As the weeks passed, our dinners started growing more and more elaborate. Perhaps it was due to the summer season – there was an abundance of fresh produce that we could barely eat fast enough. It inspired us to be creative in the kitchen, and to try out new recipes week after week.
My friend Amanda had brought her food processor to the farm, and this device completely changed how I approached food and cooking. I had always wanted one, but because I hadn’t wanted to fork over a couple hundred dollars, I’d bought a mini food processor for $40 while in college. That thing was tiny, always leaked out of the sides, and rattled around like it was having a fit whenever I turned it on. I did manage to get some hummus and dips out of it, but I never dared to make heavy-duty things like nut butters. After a year, it gave a defeated pffft one afternoon and stopped working forever, conquered by frozen chunks of banana. I scoured Amazon on a regular basis after that, reading reviews for different food processors while trying to muster up the willingness to pay for one.
So, when I saw the strong, mighty food processor on Amanda’s kitchen countertop for the first time, I immediately inquired about its capabilities. It seemed to do everything – knead dough, grate potatoes, churn nuts, chop up vegetables. She let me use it make a batch of hummus for myself, and when I turned it on for the first time, I was absolutely floored by its power. It yielded the creamiest, smoothest hummus I’d ever tasted.
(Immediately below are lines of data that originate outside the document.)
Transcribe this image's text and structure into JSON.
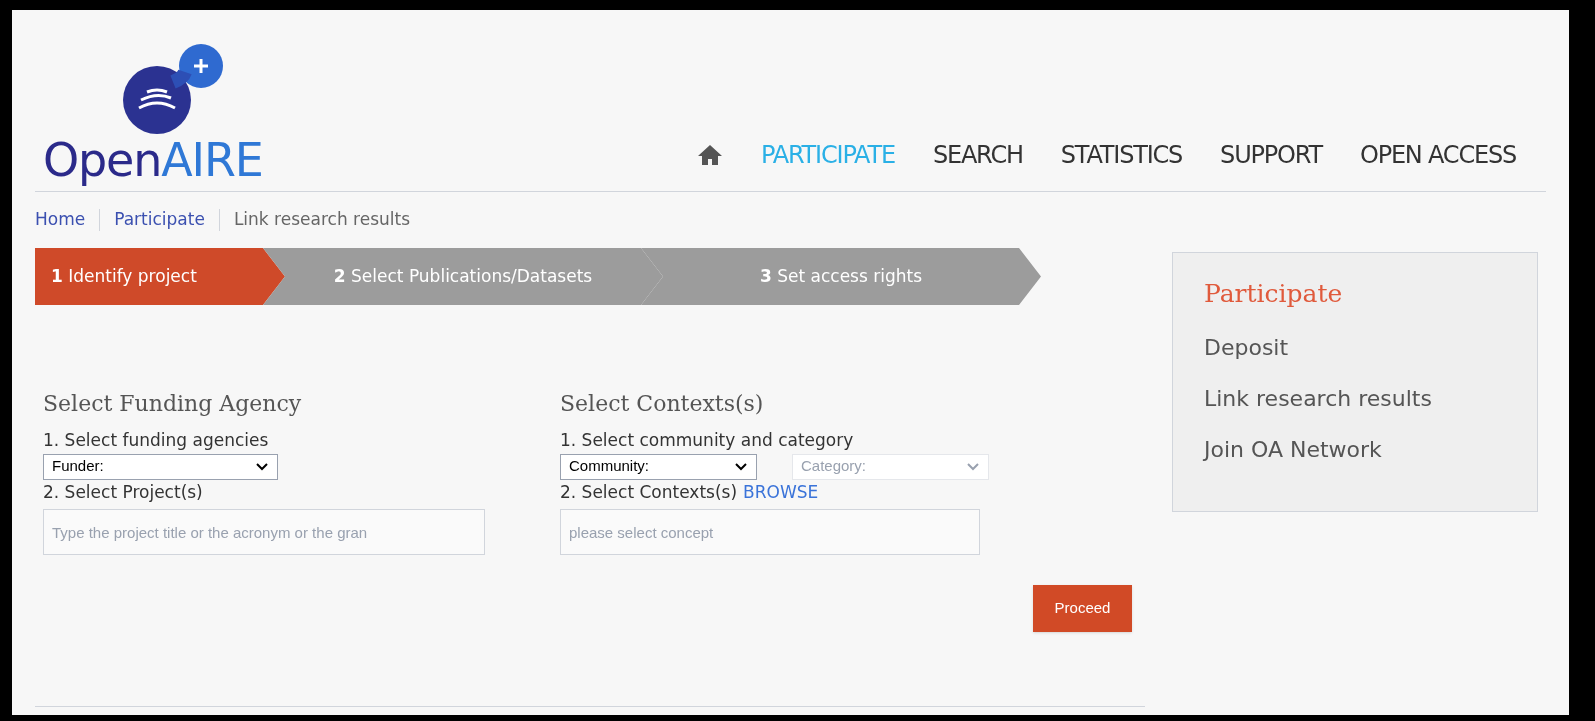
{
  "logo": {
    "parts": [
      "Open",
      "AIRE"
    ]
  },
  "nav": [
    {
      "label": "PARTICIPATE",
      "selected": true
    },
    {
      "label": "SEARCH",
      "selected": false
    },
    {
      "label": "STATISTICS",
      "selected": false
    },
    {
      "label": "SUPPORT",
      "selected": false
    },
    {
      "label": "OPEN ACCESS",
      "selected": false
    }
  ],
  "breadcrumb": [
    {
      "label": "Home",
      "link": true
    },
    {
      "label": "Participate",
      "link": true
    },
    {
      "label": "Link research results",
      "link": false
    }
  ],
  "steps": [
    {
      "label": "**1** Identify project",
      "selected": true
    },
    {
      "label": "**2** Select Publications/Datasets",
      "selected": false
    },
    {
      "label": "**3** Set access rights",
      "selected": false
    }
  ],
  "funding": {
    "title": "Select Funding Agency",
    "step1": "1. Select funding agencies",
    "funder": {
      "value": "Funder:",
      "disabled": false
    },
    "step2": "2. Select Project(s)",
    "project": {
      "placeholder": "Type the project title or the acronym or the gran"
    }
  },
  "contexts": {
    "title": "Select Contexts(s)",
    "step1": "1. Select community and category",
    "community": {
      "value": "Community:",
      "disabled": false
    },
    "category": {
      "value": "Category:",
      "disabled": true
    },
    "step2": "2. Select Contexts(s)",
    "browse": "BROWSE",
    "concept": {
      "placeholder": "please select concept"
    }
  },
  "proceed": "Proceed",
  "sidebar": {
    "title": "Participate",
    "items": [
      "Deposit",
      "Link research results",
      "Join OA Network"
    ]
  }
}
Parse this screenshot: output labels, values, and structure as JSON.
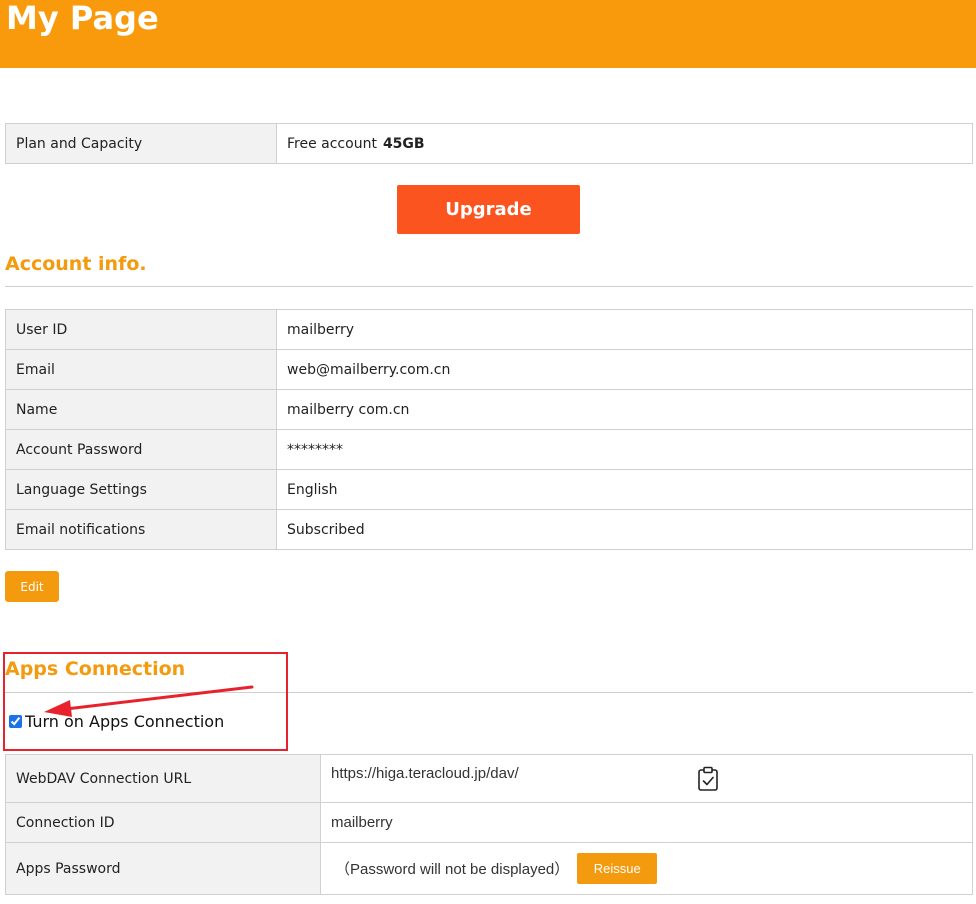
{
  "header": {
    "title": "My Page"
  },
  "plan": {
    "label": "Plan and Capacity",
    "account_type": "Free account",
    "capacity": "45GB",
    "upgrade_label": "Upgrade"
  },
  "account": {
    "title": "Account info.",
    "rows": [
      {
        "label": "User ID",
        "value": "mailberry"
      },
      {
        "label": "Email",
        "value": "web@mailberry.com.cn"
      },
      {
        "label": "Name",
        "value": "mailberry com.cn"
      },
      {
        "label": "Account Password",
        "value": "********"
      },
      {
        "label": "Language Settings",
        "value": "English"
      },
      {
        "label": "Email notifications",
        "value": "Subscribed"
      }
    ],
    "edit_label": "Edit"
  },
  "apps": {
    "title": "Apps Connection",
    "toggle_label": "Turn on Apps Connection",
    "toggle_checked": true,
    "webdav_label": "WebDAV Connection URL",
    "webdav_url": "https://higa.teracloud.jp/dav/",
    "connection_id_label": "Connection ID",
    "connection_id": "mailberry",
    "password_label": "Apps Password",
    "password_note": "（Password will not be displayed）",
    "reissue_label": "Reissue"
  },
  "colors": {
    "header": "#f99a0c",
    "accent": "#f39a0e",
    "upgrade": "#fb541e",
    "annotation": "#e8222c"
  }
}
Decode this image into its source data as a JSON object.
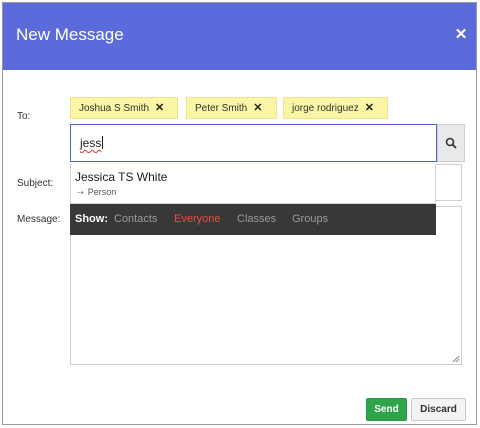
{
  "header": {
    "title": "New Message",
    "close_icon": "close-icon"
  },
  "labels": {
    "to": "To:",
    "subject": "Subject:",
    "message": "Message:"
  },
  "recipients": [
    {
      "name": "Joshua S Smith"
    },
    {
      "name": "Peter Smith"
    },
    {
      "name": "jorge rodriguez"
    }
  ],
  "to_input": {
    "value": "jess"
  },
  "suggestion": {
    "name": "Jessica TS White",
    "type": "Person"
  },
  "show_filter": {
    "label": "Show:",
    "options": [
      "Contacts",
      "Everyone",
      "Classes",
      "Groups"
    ],
    "selected": "Everyone"
  },
  "buttons": {
    "send": "Send",
    "discard": "Discard"
  },
  "colors": {
    "header": "#5b6bdb",
    "chip": "#fbf5a6",
    "send": "#2fa54b",
    "active_filter": "#e84c3d"
  }
}
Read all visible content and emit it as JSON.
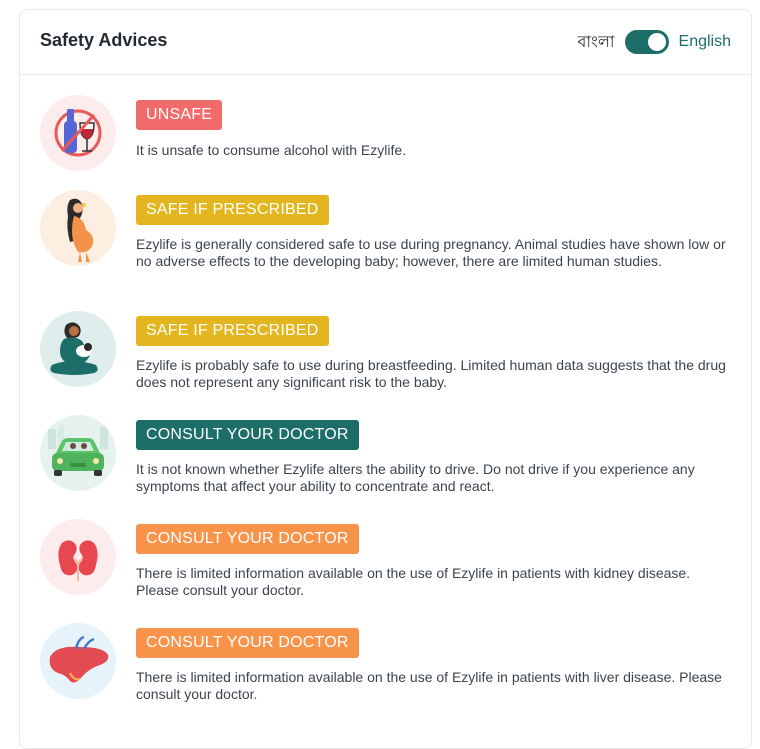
{
  "header": {
    "title": "Safety Advices",
    "lang_bangla": "বাংলা",
    "lang_english": "English",
    "toggle_state": "english"
  },
  "colors": {
    "unsafe": "#f26b6b",
    "safe_if_prescribed": "#e3b51e",
    "consult_teal": "#1d6d68",
    "consult_orange": "#f7944a",
    "brand_teal": "#1d6d68"
  },
  "advices": [
    {
      "icon": "alcohol-icon",
      "badge": "UNSAFE",
      "badge_color": "#f26b6b",
      "text": "It is unsafe to consume alcohol with Ezylife."
    },
    {
      "icon": "pregnancy-icon",
      "badge": "SAFE IF PRESCRIBED",
      "badge_color": "#e3b51e",
      "text": "Ezylife is generally considered safe to use during pregnancy. Animal studies have shown low or no adverse effects to the developing baby; however, there are limited human studies."
    },
    {
      "icon": "breastfeeding-icon",
      "badge": "SAFE IF PRESCRIBED",
      "badge_color": "#e3b51e",
      "text": "Ezylife is probably safe to use during breastfeeding. Limited human data suggests that the drug does not represent any significant risk to the baby."
    },
    {
      "icon": "driving-icon",
      "badge": "CONSULT YOUR DOCTOR",
      "badge_color": "#1d6d68",
      "text": "It is not known whether Ezylife alters the ability to drive. Do not drive if you experience any symptoms that affect your ability to concentrate and react."
    },
    {
      "icon": "kidney-icon",
      "badge": "CONSULT YOUR DOCTOR",
      "badge_color": "#f7944a",
      "text": "There is limited information available on the use of Ezylife in patients with kidney disease. Please consult your doctor."
    },
    {
      "icon": "liver-icon",
      "badge": "CONSULT YOUR DOCTOR",
      "badge_color": "#f7944a",
      "text": "There is limited information available on the use of Ezylife in patients with liver disease. Please consult your doctor."
    }
  ]
}
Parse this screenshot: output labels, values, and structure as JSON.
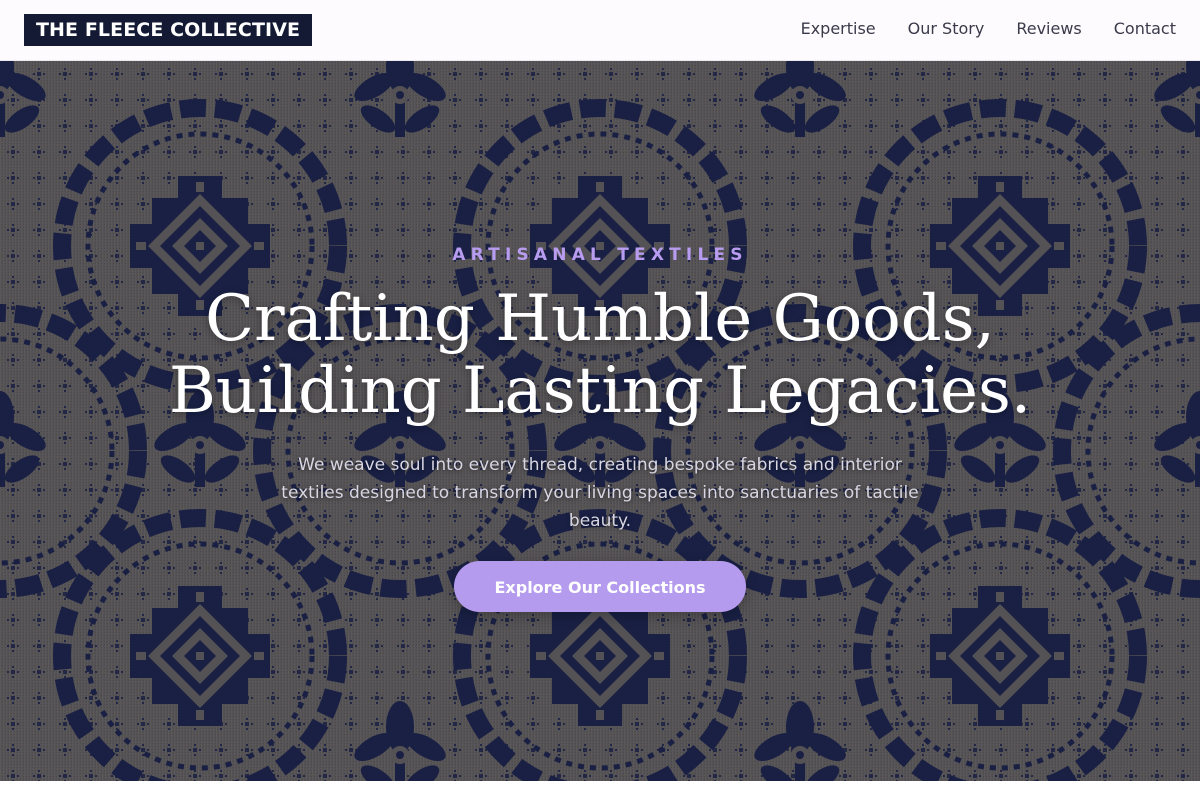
{
  "brand": {
    "logo_text": "THE FLEECE COLLECTIVE"
  },
  "nav": {
    "items": [
      {
        "label": "Expertise"
      },
      {
        "label": "Our Story"
      },
      {
        "label": "Reviews"
      },
      {
        "label": "Contact"
      }
    ]
  },
  "hero": {
    "eyebrow": "ARTISANAL TEXTILES",
    "headline_line1": "Crafting Humble Goods,",
    "headline_line2": "Building Lasting Legacies.",
    "subtext": "We weave soul into every thread, creating bespoke fabrics and interior textiles designed to transform your living spaces into sanctuaries of tactile beauty.",
    "cta_label": "Explore Our Collections",
    "background_image": "navy-damask-woven-textile-pattern"
  },
  "colors": {
    "logo_bg": "#141a33",
    "accent": "#b59bee",
    "eyebrow": "#b89cf0",
    "pattern_navy": "#1b2148",
    "pattern_ground": "#5e5a5a"
  }
}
The food processor became a regular companion when we made our dinners. Because of its constant presence and assistance, we decided it was time to christen it with a name (not bizarre at all, yes?) I first suggested Philip, but we needed something a bit more refined, with a touch more of elegance – Philippe. Philippe helped my friends and I make pizza dough, which we topped with fresh herbs and juicy tomatoes from the garden. It (he?) grated zucchini and carrots, which we made into fritters with some salsa on the side (he also helped make that). He showered us with a variety of baked goods, from black bean brownies to beer bread. Philippe helped me to see how much more I could do with food.
When I got home after my time on the farm ended, I immediately acquired a food processor of my own. It’s been a while and I still haven’t named it, but it has paid for itself many times over. I’ve become a hummus snob (no salmonella for me, thank you), a nut butter snob (why are they so dang expensive?), and a veggie burger snob (dearest restaurant, you may have great fries, but you’ve also given me beige mush between two sandwich buns). It’s made me realize how easily I can make things for myself, and that kind of connection to my food has been the most rewarding thing of all.